▸ Task instructions
Every entry below is to be copied exactly, apart from any picture it holds.

(Stored items)
····················
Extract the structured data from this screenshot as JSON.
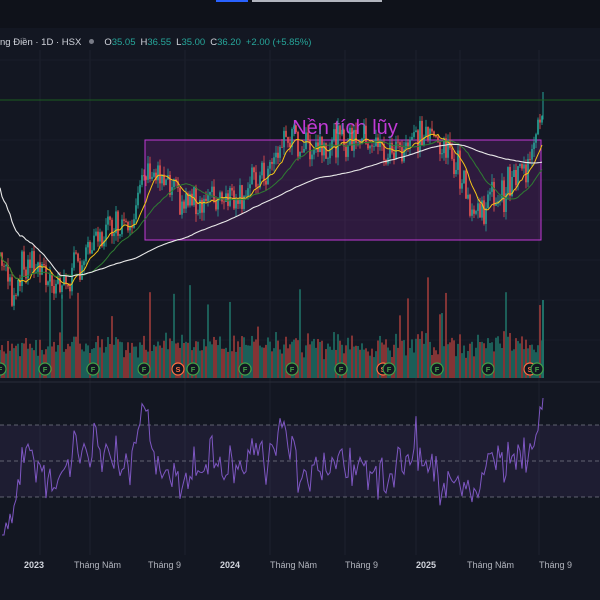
{
  "symbol": {
    "title": "ng Điền · 1D · HSX",
    "open_label": "O",
    "open": "35.05",
    "high_label": "H",
    "high": "36.55",
    "low_label": "L",
    "low": "35.00",
    "close_label": "C",
    "close": "36.20",
    "change": "+2.00 (+5.85%)"
  },
  "annotation": {
    "text": "Nền tích lũy"
  },
  "colors": {
    "up": "#26a69a",
    "down": "#ef5350",
    "box": "#9c27b0",
    "rsi": "#7e57c2",
    "ma_yellow": "#f5c518",
    "ma_white": "#e8e8e8",
    "ma_green": "#2e7d32"
  },
  "x_axis_labels": [
    {
      "text": "2023",
      "year": true
    },
    {
      "text": "Tháng Năm",
      "year": false
    },
    {
      "text": "Tháng 9",
      "year": false
    },
    {
      "text": "2024",
      "year": true
    },
    {
      "text": "Tháng Năm",
      "year": false
    },
    {
      "text": "Tháng 9",
      "year": false
    },
    {
      "text": "2025",
      "year": true
    },
    {
      "text": "Tháng Năm",
      "year": false
    },
    {
      "text": "Tháng 9",
      "year": false
    }
  ],
  "chart_data": [
    {
      "type": "candlestick",
      "title": "ng Điền · 1D · HSX",
      "x": [
        "2023-01",
        "2023-02",
        "2023-03",
        "2023-04",
        "2023-05",
        "2023-06",
        "2023-07",
        "2023-08",
        "2023-09",
        "2023-10",
        "2023-11",
        "2023-12",
        "2024-01",
        "2024-02",
        "2024-03",
        "2024-04",
        "2024-05",
        "2024-06",
        "2024-07",
        "2024-08",
        "2024-09",
        "2024-10",
        "2024-11",
        "2024-12",
        "2025-01",
        "2025-02",
        "2025-03",
        "2025-04",
        "2025-05",
        "2025-06",
        "2025-07",
        "2025-08"
      ],
      "series": [
        {
          "values": [
            15.5,
            19,
            17,
            16,
            18.5,
            21,
            23,
            24,
            29,
            27,
            25,
            25.5,
            26,
            26.5,
            27,
            28.5,
            32.5,
            31.5,
            32,
            31.5,
            32.5,
            32,
            30.5,
            32,
            33,
            32,
            30,
            24,
            25.5,
            27,
            29,
            36.2
          ]
        }
      ],
      "annotations": [
        "Nền tích lũy"
      ],
      "grid": true
    },
    {
      "type": "bar",
      "x": "same as price",
      "grid": false
    },
    {
      "type": "line",
      "x": "same as price",
      "ylim": [
        0,
        100
      ],
      "grid": false
    }
  ]
}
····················
▸ Task answer
Extract the structured data from this screenshot as JSON.
{
  "symbol": {
    "title": "ng Điền · 1D · HSX",
    "open_label": "O",
    "open": "35.05",
    "high_label": "H",
    "high": "36.55",
    "low_label": "L",
    "low": "35.00",
    "close_label": "C",
    "close": "36.20",
    "change": "+2.00 (+5.85%)"
  },
  "annotation": {
    "text": "Nền tích lũy"
  },
  "colors": {
    "up": "#26a69a",
    "down": "#ef5350",
    "box": "#9c27b0",
    "rsi": "#7e57c2",
    "ma_yellow": "#f5c518",
    "ma_white": "#e8e8e8",
    "ma_green": "#2e7d32"
  },
  "x_axis_labels": [
    {
      "text": "2023",
      "year": true
    },
    {
      "text": "Tháng Năm",
      "year": false
    },
    {
      "text": "Tháng 9",
      "year": false
    },
    {
      "text": "2024",
      "year": true
    },
    {
      "text": "Tháng Năm",
      "year": false
    },
    {
      "text": "Tháng 9",
      "year": false
    },
    {
      "text": "2025",
      "year": true
    },
    {
      "text": "Tháng Năm",
      "year": false
    },
    {
      "text": "Tháng 9",
      "year": false
    }
  ],
  "chart_data": [
    {
      "type": "candlestick",
      "title": "ng Điền · 1D · HSX",
      "x": [
        "2023-01",
        "2023-02",
        "2023-03",
        "2023-04",
        "2023-05",
        "2023-06",
        "2023-07",
        "2023-08",
        "2023-09",
        "2023-10",
        "2023-11",
        "2023-12",
        "2024-01",
        "2024-02",
        "2024-03",
        "2024-04",
        "2024-05",
        "2024-06",
        "2024-07",
        "2024-08",
        "2024-09",
        "2024-10",
        "2024-11",
        "2024-12",
        "2025-01",
        "2025-02",
        "2025-03",
        "2025-04",
        "2025-05",
        "2025-06",
        "2025-07",
        "2025-08"
      ],
      "series": [
        {
          "values": [
            15.5,
            19,
            17,
            16,
            18.5,
            21,
            23,
            24,
            29,
            27,
            25,
            25.5,
            26,
            26.5,
            27,
            28.5,
            32.5,
            31.5,
            32,
            31.5,
            32.5,
            32,
            30.5,
            32,
            33,
            32,
            30,
            24,
            25.5,
            27,
            29,
            36.2
          ]
        }
      ],
      "annotations": [
        "Nền tích lũy"
      ],
      "grid": true
    },
    {
      "type": "bar",
      "x": "same as price",
      "grid": false
    },
    {
      "type": "line",
      "x": "same as price",
      "ylim": [
        0,
        100
      ],
      "grid": false
    }
  ]
}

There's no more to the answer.